• **ABOUT THIS EXERCISE**
The answer is every line of the records that holds the word "Reports", copied in full.

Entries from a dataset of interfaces
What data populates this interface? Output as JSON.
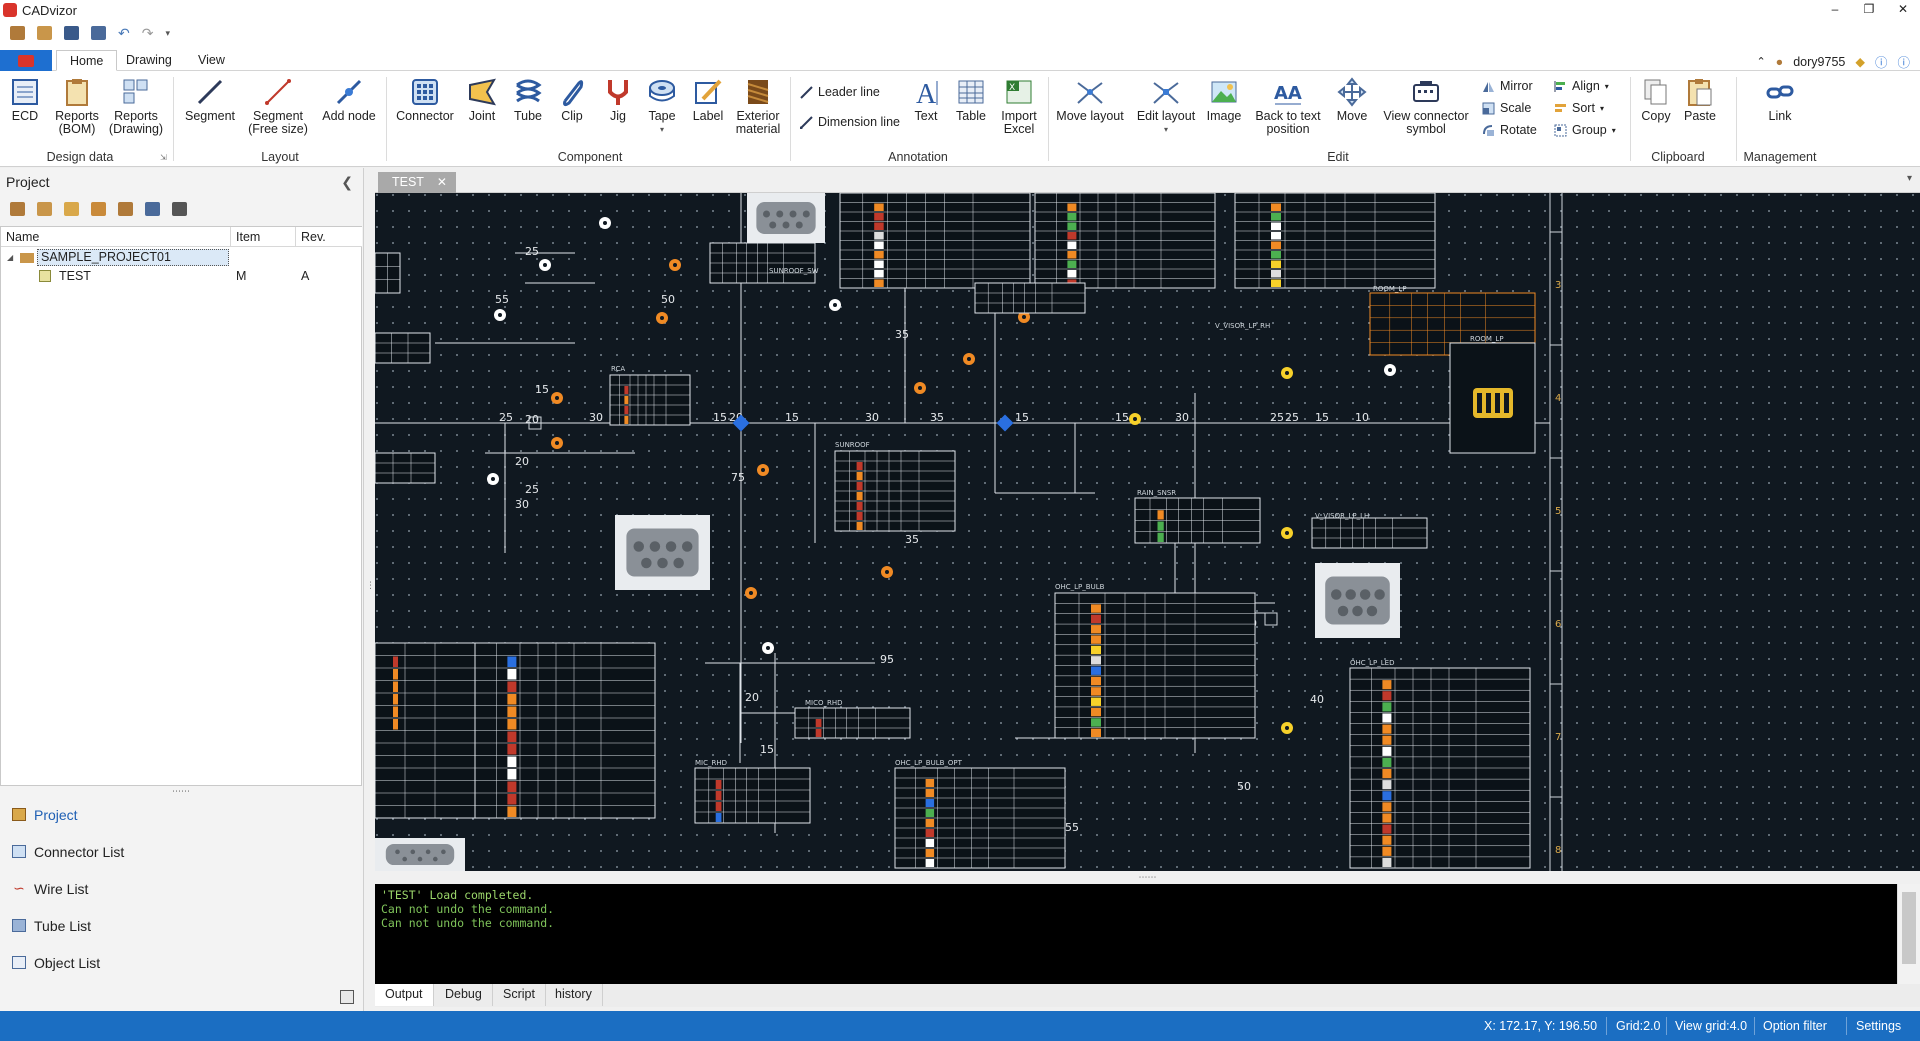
{
  "app": {
    "title": "CADvizor"
  },
  "ribbon_tabs": [
    "Home",
    "Drawing",
    "View"
  ],
  "user": {
    "name": "dory9755"
  },
  "ribbon": {
    "design_data": {
      "label": "Design data",
      "ecd": "ECD",
      "reports_bom": "Reports\n(BOM)",
      "reports_drawing": "Reports\n(Drawing)"
    },
    "layout": {
      "label": "Layout",
      "segment": "Segment",
      "segment_free": "Segment\n(Free size)",
      "add_node": "Add node"
    },
    "component": {
      "label": "Component",
      "connector": "Connector",
      "joint": "Joint",
      "tube": "Tube",
      "clip": "Clip",
      "jig": "Jig",
      "tape": "Tape",
      "label_btn": "Label",
      "exterior": "Exterior\nmaterial"
    },
    "annotation": {
      "label": "Annotation",
      "leader_line": "Leader line",
      "dimension_line": "Dimension line",
      "text": "Text",
      "table": "Table",
      "import_excel": "Import\nExcel"
    },
    "edit": {
      "label": "Edit",
      "move_layout": "Move layout",
      "edit_layout": "Edit layout",
      "image": "Image",
      "back_to_text": "Back to text\nposition",
      "move": "Move",
      "view_connector_symbol": "View connector\nsymbol",
      "mirror": "Mirror",
      "scale": "Scale",
      "rotate": "Rotate",
      "align": "Align",
      "sort": "Sort",
      "group": "Group"
    },
    "clipboard": {
      "label": "Clipboard",
      "copy": "Copy",
      "paste": "Paste"
    },
    "management": {
      "label": "Management",
      "link": "Link"
    }
  },
  "project_panel": {
    "title": "Project",
    "columns": [
      "Name",
      "Item",
      "Rev."
    ],
    "rows": [
      {
        "name": "SAMPLE_PROJECT01",
        "item": "",
        "rev": ""
      },
      {
        "name": "TEST",
        "item": "M",
        "rev": "A"
      }
    ],
    "nav": [
      "Project",
      "Connector List",
      "Wire List",
      "Tube List",
      "Object List"
    ]
  },
  "document": {
    "tab": "TEST"
  },
  "canvas": {
    "dims": [
      "25",
      "30",
      "30",
      "20",
      "55",
      "50",
      "25",
      "35",
      "15",
      "15",
      "20",
      "30",
      "25",
      "15",
      "20",
      "15",
      "30",
      "35",
      "75",
      "35",
      "15",
      "15",
      "30",
      "25",
      "25",
      "15",
      "10",
      "40",
      "25",
      "95",
      "20",
      "15",
      "20",
      "50",
      "40",
      "50",
      "55"
    ],
    "ruler": [
      "3",
      "4",
      "5",
      "6",
      "7",
      "8"
    ],
    "labels": [
      "SUNROOF_SW",
      "ROOM_LP",
      "RCA",
      "RAIN_SNSR",
      "SUNROOF",
      "OHC_LP_BULB",
      "OHC_LP_LED",
      "V_VISOR_LP_LH",
      "V_VISOR_LP_RH",
      "MICO_RHD",
      "MIC_RHD",
      "OHC_LP_BULB_OPT",
      "ROOM_LP"
    ]
  },
  "output": {
    "lines": [
      "'TEST' Load completed.",
      "Can not undo the command.",
      "Can not undo the command."
    ],
    "tabs": [
      "Output",
      "Debug",
      "Script",
      "history"
    ]
  },
  "status": {
    "coords": "X: 172.17, Y: 196.50",
    "grid": "Grid:2.0",
    "view_grid": "View grid:4.0",
    "option_filter": "Option filter",
    "settings": "Settings"
  }
}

• **YOUR SOLUTION**
      "reports_bom": "Reports\n(BOM)",
      "reports_drawing": "Reports\n(Drawing)"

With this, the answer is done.